Michael from Nigeria discussed a videoclip that included part of a sermon on the centrality of holiness by Reverend Kumuyi, the General Overseer of Deeper Life Christian Ministries in Lagos, Nigeria. Yolande from Hong Kong analysed a videoclip from a healing service at the Bread of Life Christian Church in Taipei, Taiwan. And Jonán presented a charismatic prayer meeting focused on the experience of the presence of God in an indigenas community in his home country of Guatemala.
In courses on contextual and intercultural theology we often draw attention to the social and cultural circumstances that may have shaped these particular Pentecostal faith expressions. We could point to contexts of poverty (though not in the church in Taiwan), of primal religious influences and of certain moral traditions. These Pentecostal expressions had a strong couleur locale and the Guatemalan prayer meeting had a very different cultural outlook from the setting in Lagos. But we concluded that the central aspects of the worship services could be found in major churches in all three locations. I suddenly realised that, in this case, the Dutch Christians in the classroom formed the exception. Healing services that do not limit themselves to inner healing, but see people jump on stage are a relative fringe phenomenon in a Dutch Christian culture in which we expect healing first of all from the medical professions – appropriately prayed for, of course. We have little hope when the doctors say there is nothing else they can do. Furthermore, Christian communities with a radical holiness message tend to be small, because such a message is deeply countercultural in a context that sees moral freedom and autonomy as one of its highest values. We do encounter the type of prayer ministry aimed at an experience of the presence of God more often, although this may be because Dutch prayer ministries tend to limit God to the personal and spiritual domain, the place secular Europe assigns to religion.

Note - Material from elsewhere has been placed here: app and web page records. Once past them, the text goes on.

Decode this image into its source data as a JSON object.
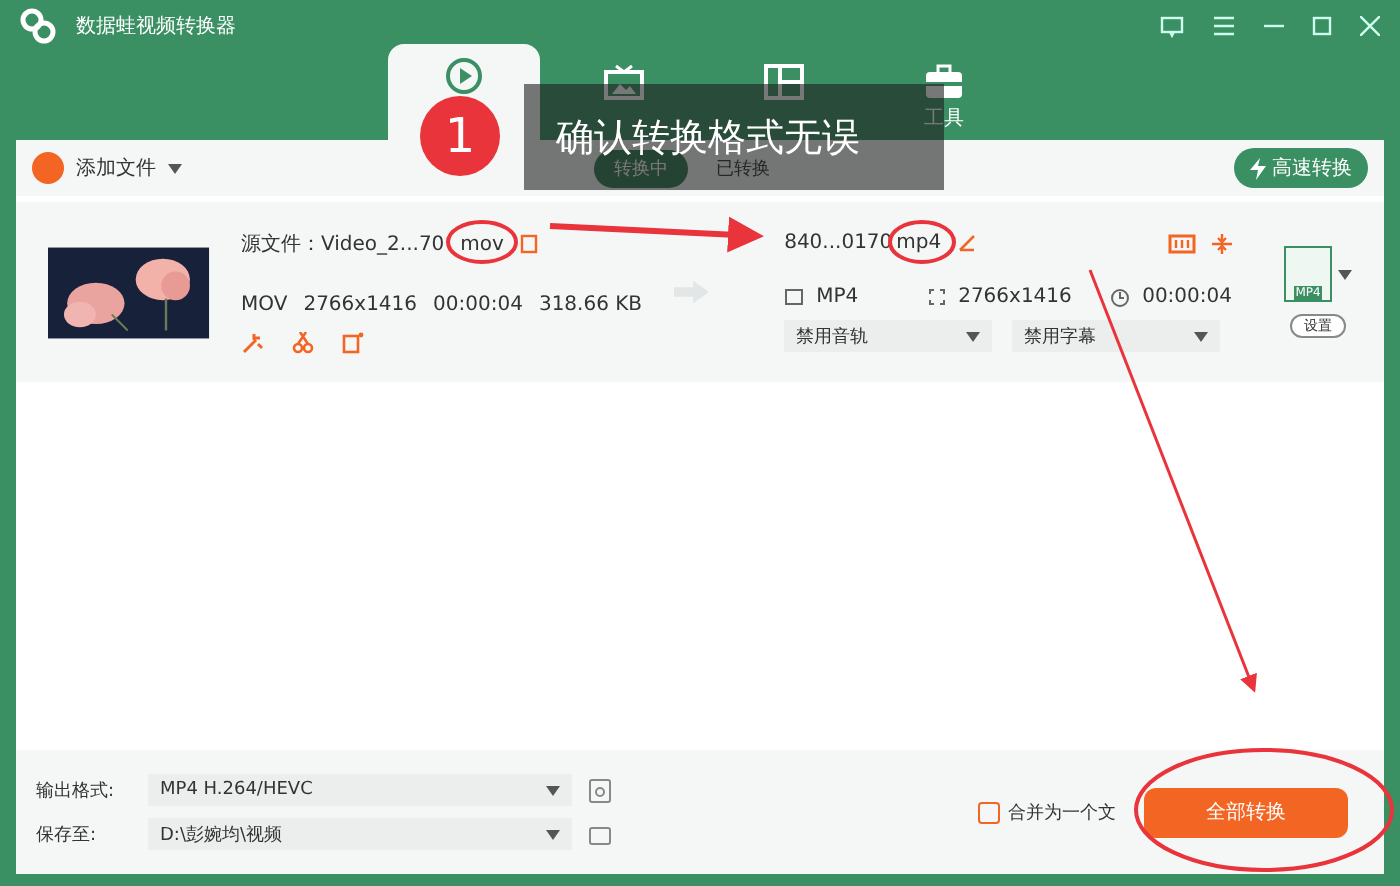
{
  "window": {
    "title": "数据蛙视频转换器"
  },
  "main_tabs": [
    {
      "kind": "convert",
      "selected": true
    },
    {
      "kind": "video",
      "selected": false
    },
    {
      "kind": "split",
      "selected": false
    },
    {
      "kind": "tools",
      "selected": false,
      "label": "工具"
    }
  ],
  "sub_tabs": [
    {
      "label": "转换中",
      "selected": true
    },
    {
      "label": "已转换",
      "selected": false
    }
  ],
  "toolbar": {
    "add_file": "添加文件",
    "fast_convert": "高速转换"
  },
  "file": {
    "source_label": "源文件：",
    "source_name": "Video_2...70",
    "source_ext": "mov",
    "format": "MOV",
    "resolution": "2766x1416",
    "duration": "00:00:04",
    "size": "318.66 KB",
    "output_name": "840...0170",
    "output_ext": "mp4",
    "out_format": "MP4",
    "out_resolution": "2766x1416",
    "out_duration": "00:00:04",
    "audio": "禁用音轨",
    "subtitle": "禁用字幕",
    "format_badge": "MP4",
    "settings": "设置"
  },
  "bottom": {
    "format_label": "输出格式:",
    "format_value": "MP4 H.264/HEVC",
    "save_label": "保存至:",
    "save_value": "D:\\彭婉均\\视频",
    "merge": {
      "label": "合并为一个文",
      "checked": false
    },
    "convert_all": "全部转换"
  },
  "annotation": {
    "number": "1",
    "text": "确认转换格式无误"
  }
}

We discovered that from a global perspective Dutch Christian culture is more of an exception than the other Christian cultures presented in the class. We needed this international classroom to become aware of this Dutch exceptionalism. In many European intercultural theology classes, we tend to look at other expressions of Christianity one by one and compare them with our own European Christianity, which represents the dominant culture. We therefore look for explanations in the cultural characteristics of these other communities to explain the ‘strange’ phenomena we observe. But attention for healing and holiness may be less strange and more transcultural than it appears from our European Christian perspectives. We may need to look more critically at the characteristics of our late-modern European culture that set us apart from some of the broader trends in Christianity worldwide.
Benno van den Toren is Professor of Intercultural Theology at the Protestant Theological University in Amsterdam and Groningen, the Netherlands.
Photo Image: Detail of Deeper Life Christian Church Auditorium, Gbagada, Lagos
Photo Credit: Danidamiobi
License: Creative Commons Attribution-Share Alike 4.0 International